# Exercise data
:::::

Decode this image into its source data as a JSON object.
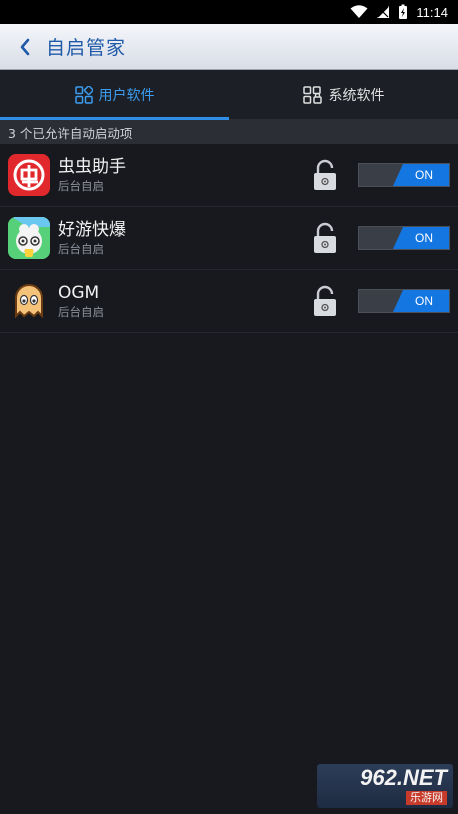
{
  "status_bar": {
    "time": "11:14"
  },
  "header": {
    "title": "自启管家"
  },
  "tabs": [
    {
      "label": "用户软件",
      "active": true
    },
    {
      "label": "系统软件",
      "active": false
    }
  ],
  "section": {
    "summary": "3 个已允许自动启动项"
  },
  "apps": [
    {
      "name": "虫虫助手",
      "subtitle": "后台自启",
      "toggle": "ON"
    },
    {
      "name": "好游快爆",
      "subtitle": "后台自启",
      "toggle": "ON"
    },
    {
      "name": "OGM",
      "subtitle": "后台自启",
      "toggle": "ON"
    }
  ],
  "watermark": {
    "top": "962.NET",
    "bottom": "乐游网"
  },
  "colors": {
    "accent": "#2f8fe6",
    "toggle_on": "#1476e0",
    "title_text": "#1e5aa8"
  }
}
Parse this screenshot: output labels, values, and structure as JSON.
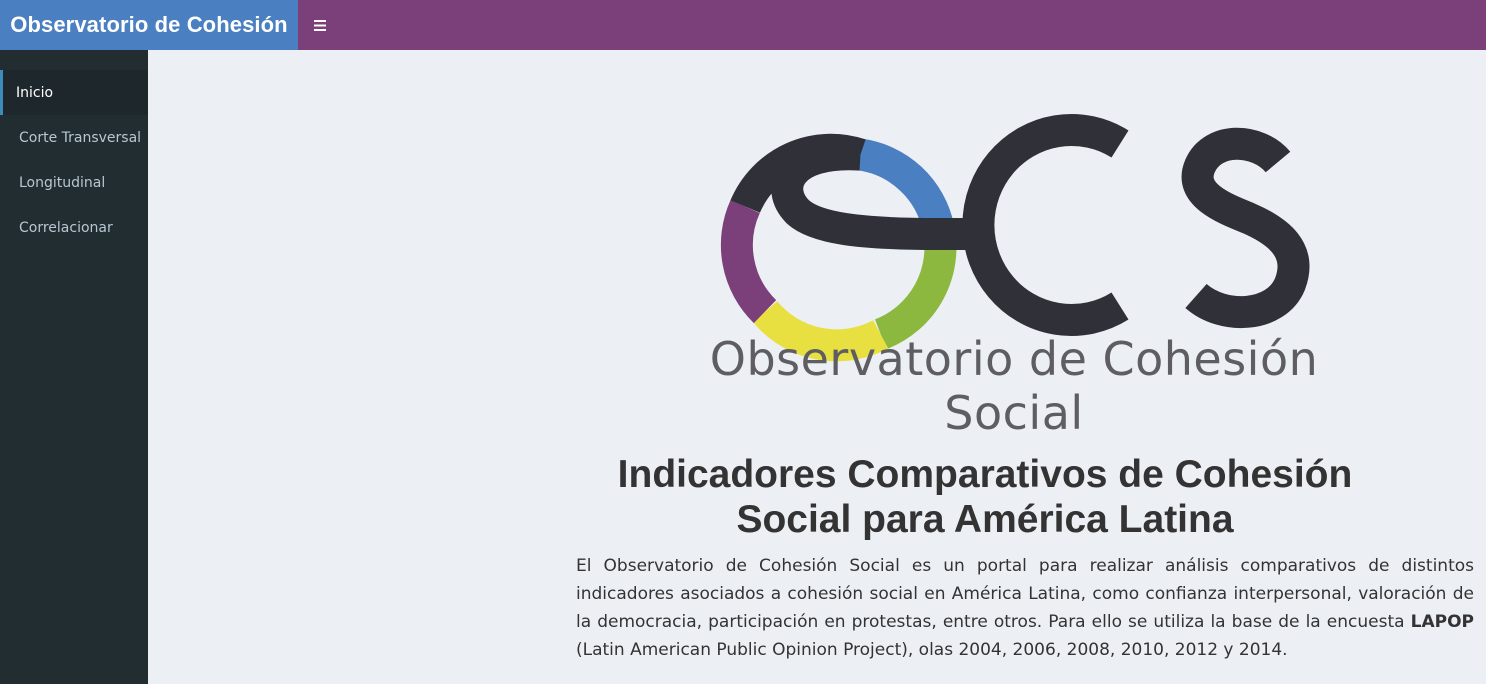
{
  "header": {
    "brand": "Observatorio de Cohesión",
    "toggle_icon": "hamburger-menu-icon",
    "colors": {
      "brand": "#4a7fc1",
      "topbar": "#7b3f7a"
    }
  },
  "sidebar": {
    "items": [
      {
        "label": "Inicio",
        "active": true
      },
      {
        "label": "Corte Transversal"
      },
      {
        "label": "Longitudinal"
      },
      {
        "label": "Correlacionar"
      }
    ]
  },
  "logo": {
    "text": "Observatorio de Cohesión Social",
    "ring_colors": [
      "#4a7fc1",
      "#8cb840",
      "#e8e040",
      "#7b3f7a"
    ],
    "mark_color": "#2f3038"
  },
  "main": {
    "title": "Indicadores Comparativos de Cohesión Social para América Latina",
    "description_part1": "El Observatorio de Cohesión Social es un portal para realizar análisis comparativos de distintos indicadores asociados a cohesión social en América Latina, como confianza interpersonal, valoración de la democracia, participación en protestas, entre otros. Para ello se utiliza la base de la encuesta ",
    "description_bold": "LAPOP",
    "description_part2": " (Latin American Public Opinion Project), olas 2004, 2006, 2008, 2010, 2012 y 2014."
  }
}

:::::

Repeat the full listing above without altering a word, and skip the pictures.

Decode this image into its source data as a JSON object.
{
  "status_bar": {
    "time": "11:14"
  },
  "header": {
    "title": "自启管家"
  },
  "tabs": [
    {
      "label": "用户软件",
      "active": true
    },
    {
      "label": "系统软件",
      "active": false
    }
  ],
  "section": {
    "summary": "3 个已允许自动启动项"
  },
  "apps": [
    {
      "name": "虫虫助手",
      "subtitle": "后台自启",
      "toggle": "ON"
    },
    {
      "name": "好游快爆",
      "subtitle": "后台自启",
      "toggle": "ON"
    },
    {
      "name": "OGM",
      "subtitle": "后台自启",
      "toggle": "ON"
    }
  ],
  "watermark": {
    "top": "962.NET",
    "bottom": "乐游网"
  },
  "colors": {
    "accent": "#2f8fe6",
    "toggle_on": "#1476e0",
    "title_text": "#1e5aa8"
  }
}
Parse this screenshot: output labels, values, and structure as JSON.
{
  "header": {
    "brand": "Observatorio de Cohesión",
    "toggle_icon": "hamburger-menu-icon",
    "colors": {
      "brand": "#4a7fc1",
      "topbar": "#7b3f7a"
    }
  },
  "sidebar": {
    "items": [
      {
        "label": "Inicio",
        "active": true
      },
      {
        "label": "Corte Transversal"
      },
      {
        "label": "Longitudinal"
      },
      {
        "label": "Correlacionar"
      }
    ]
  },
  "logo": {
    "text": "Observatorio de Cohesión Social",
    "ring_colors": [
      "#4a7fc1",
      "#8cb840",
      "#e8e040",
      "#7b3f7a"
    ],
    "mark_color": "#2f3038"
  },
  "main": {
    "title": "Indicadores Comparativos de Cohesión Social para América Latina",
    "description_part1": "El Observatorio de Cohesión Social es un portal para realizar análisis comparativos de distintos indicadores asociados a cohesión social en América Latina, como confianza interpersonal, valoración de la democracia, participación en protestas, entre otros. Para ello se utiliza la base de la encuesta ",
    "description_bold": "LAPOP",
    "description_part2": " (Latin American Public Opinion Project), olas 2004, 2006, 2008, 2010, 2012 y 2014."
  }
}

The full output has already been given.